▶ [Description of the task] A word-for-word copy of the following listing is needed. Leave out its images.
==*==
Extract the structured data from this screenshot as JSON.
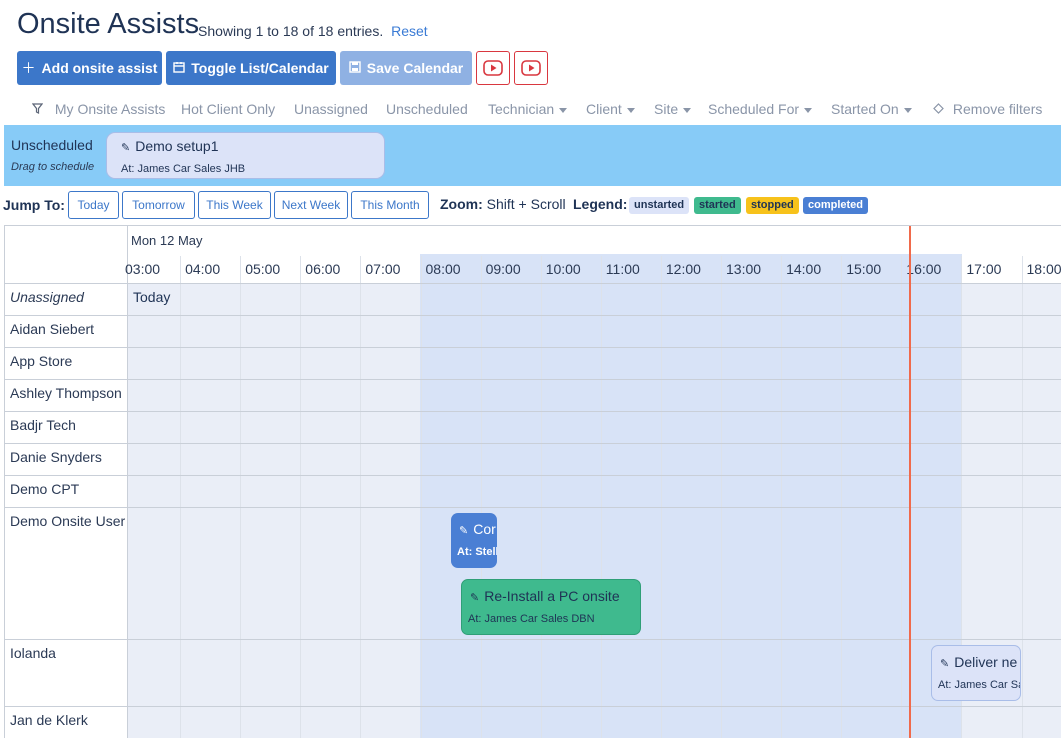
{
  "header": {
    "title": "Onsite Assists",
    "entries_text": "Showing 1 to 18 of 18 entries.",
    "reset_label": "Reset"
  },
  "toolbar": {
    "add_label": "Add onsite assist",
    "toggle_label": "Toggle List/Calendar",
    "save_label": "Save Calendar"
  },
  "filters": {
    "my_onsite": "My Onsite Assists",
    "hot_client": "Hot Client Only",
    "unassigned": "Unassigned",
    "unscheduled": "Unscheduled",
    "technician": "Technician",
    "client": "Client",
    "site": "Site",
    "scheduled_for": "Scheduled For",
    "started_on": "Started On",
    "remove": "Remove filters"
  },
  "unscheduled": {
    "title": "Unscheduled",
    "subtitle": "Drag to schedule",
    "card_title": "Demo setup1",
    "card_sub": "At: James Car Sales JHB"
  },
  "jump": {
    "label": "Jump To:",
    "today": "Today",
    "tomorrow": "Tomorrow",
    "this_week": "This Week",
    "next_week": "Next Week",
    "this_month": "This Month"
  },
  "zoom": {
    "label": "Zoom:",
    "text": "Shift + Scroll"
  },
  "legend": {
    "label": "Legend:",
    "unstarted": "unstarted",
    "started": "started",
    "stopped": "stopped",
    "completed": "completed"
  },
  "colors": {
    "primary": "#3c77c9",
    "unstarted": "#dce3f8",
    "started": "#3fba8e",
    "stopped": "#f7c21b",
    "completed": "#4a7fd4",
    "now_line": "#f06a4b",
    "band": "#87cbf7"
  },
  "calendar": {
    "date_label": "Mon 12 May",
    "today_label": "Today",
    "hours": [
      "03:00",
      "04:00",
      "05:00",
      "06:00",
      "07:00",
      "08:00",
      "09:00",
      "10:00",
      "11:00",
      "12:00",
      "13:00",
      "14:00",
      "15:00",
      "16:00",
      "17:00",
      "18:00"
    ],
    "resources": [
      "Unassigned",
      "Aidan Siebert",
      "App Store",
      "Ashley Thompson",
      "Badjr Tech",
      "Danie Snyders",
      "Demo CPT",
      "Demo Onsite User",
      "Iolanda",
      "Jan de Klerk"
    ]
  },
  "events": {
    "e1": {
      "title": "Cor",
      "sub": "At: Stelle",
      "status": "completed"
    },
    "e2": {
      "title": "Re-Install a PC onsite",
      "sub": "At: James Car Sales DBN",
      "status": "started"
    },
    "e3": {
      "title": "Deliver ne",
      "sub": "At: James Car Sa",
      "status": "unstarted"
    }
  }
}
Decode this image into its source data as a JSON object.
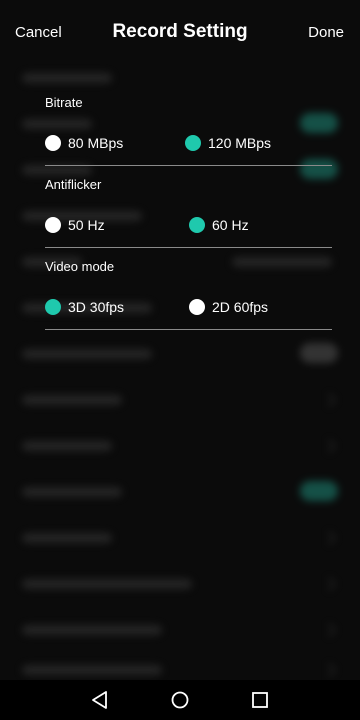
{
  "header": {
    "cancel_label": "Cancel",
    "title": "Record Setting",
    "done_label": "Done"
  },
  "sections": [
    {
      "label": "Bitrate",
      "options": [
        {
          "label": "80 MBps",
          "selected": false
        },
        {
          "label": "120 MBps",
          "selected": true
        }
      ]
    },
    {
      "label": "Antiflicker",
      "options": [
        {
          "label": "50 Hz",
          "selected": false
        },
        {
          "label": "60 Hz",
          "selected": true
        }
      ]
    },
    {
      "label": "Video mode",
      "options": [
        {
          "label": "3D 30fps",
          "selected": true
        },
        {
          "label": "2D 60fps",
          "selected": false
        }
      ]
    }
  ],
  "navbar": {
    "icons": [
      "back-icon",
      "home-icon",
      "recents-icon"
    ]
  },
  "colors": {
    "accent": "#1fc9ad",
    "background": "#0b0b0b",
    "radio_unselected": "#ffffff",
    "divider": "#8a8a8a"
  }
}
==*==
▶ [Exercise solution]
Extract the structured data from this screenshot as JSON.
{
  "header": {
    "title": "Onsite Assists",
    "entries_text": "Showing 1 to 18 of 18 entries.",
    "reset_label": "Reset"
  },
  "toolbar": {
    "add_label": "Add onsite assist",
    "toggle_label": "Toggle List/Calendar",
    "save_label": "Save Calendar"
  },
  "filters": {
    "my_onsite": "My Onsite Assists",
    "hot_client": "Hot Client Only",
    "unassigned": "Unassigned",
    "unscheduled": "Unscheduled",
    "technician": "Technician",
    "client": "Client",
    "site": "Site",
    "scheduled_for": "Scheduled For",
    "started_on": "Started On",
    "remove": "Remove filters"
  },
  "unscheduled": {
    "title": "Unscheduled",
    "subtitle": "Drag to schedule",
    "card_title": "Demo setup1",
    "card_sub": "At: James Car Sales JHB"
  },
  "jump": {
    "label": "Jump To:",
    "today": "Today",
    "tomorrow": "Tomorrow",
    "this_week": "This Week",
    "next_week": "Next Week",
    "this_month": "This Month"
  },
  "zoom": {
    "label": "Zoom:",
    "text": "Shift + Scroll"
  },
  "legend": {
    "label": "Legend:",
    "unstarted": "unstarted",
    "started": "started",
    "stopped": "stopped",
    "completed": "completed"
  },
  "colors": {
    "primary": "#3c77c9",
    "unstarted": "#dce3f8",
    "started": "#3fba8e",
    "stopped": "#f7c21b",
    "completed": "#4a7fd4",
    "now_line": "#f06a4b",
    "band": "#87cbf7"
  },
  "calendar": {
    "date_label": "Mon 12 May",
    "today_label": "Today",
    "hours": [
      "03:00",
      "04:00",
      "05:00",
      "06:00",
      "07:00",
      "08:00",
      "09:00",
      "10:00",
      "11:00",
      "12:00",
      "13:00",
      "14:00",
      "15:00",
      "16:00",
      "17:00",
      "18:00"
    ],
    "resources": [
      "Unassigned",
      "Aidan Siebert",
      "App Store",
      "Ashley Thompson",
      "Badjr Tech",
      "Danie Snyders",
      "Demo CPT",
      "Demo Onsite User",
      "Iolanda",
      "Jan de Klerk"
    ]
  },
  "events": {
    "e1": {
      "title": "Cor",
      "sub": "At: Stelle",
      "status": "completed"
    },
    "e2": {
      "title": "Re-Install a PC onsite",
      "sub": "At: James Car Sales DBN",
      "status": "started"
    },
    "e3": {
      "title": "Deliver ne",
      "sub": "At: James Car Sa",
      "status": "unstarted"
    }
  }
}
Decode this image into its source data as a JSON object.
{
  "header": {
    "cancel_label": "Cancel",
    "title": "Record Setting",
    "done_label": "Done"
  },
  "sections": [
    {
      "label": "Bitrate",
      "options": [
        {
          "label": "80 MBps",
          "selected": false
        },
        {
          "label": "120 MBps",
          "selected": true
        }
      ]
    },
    {
      "label": "Antiflicker",
      "options": [
        {
          "label": "50 Hz",
          "selected": false
        },
        {
          "label": "60 Hz",
          "selected": true
        }
      ]
    },
    {
      "label": "Video mode",
      "options": [
        {
          "label": "3D 30fps",
          "selected": true
        },
        {
          "label": "2D 60fps",
          "selected": false
        }
      ]
    }
  ],
  "navbar": {
    "icons": [
      "back-icon",
      "home-icon",
      "recents-icon"
    ]
  },
  "colors": {
    "accent": "#1fc9ad",
    "background": "#0b0b0b",
    "radio_unselected": "#ffffff",
    "divider": "#8a8a8a"
  }
}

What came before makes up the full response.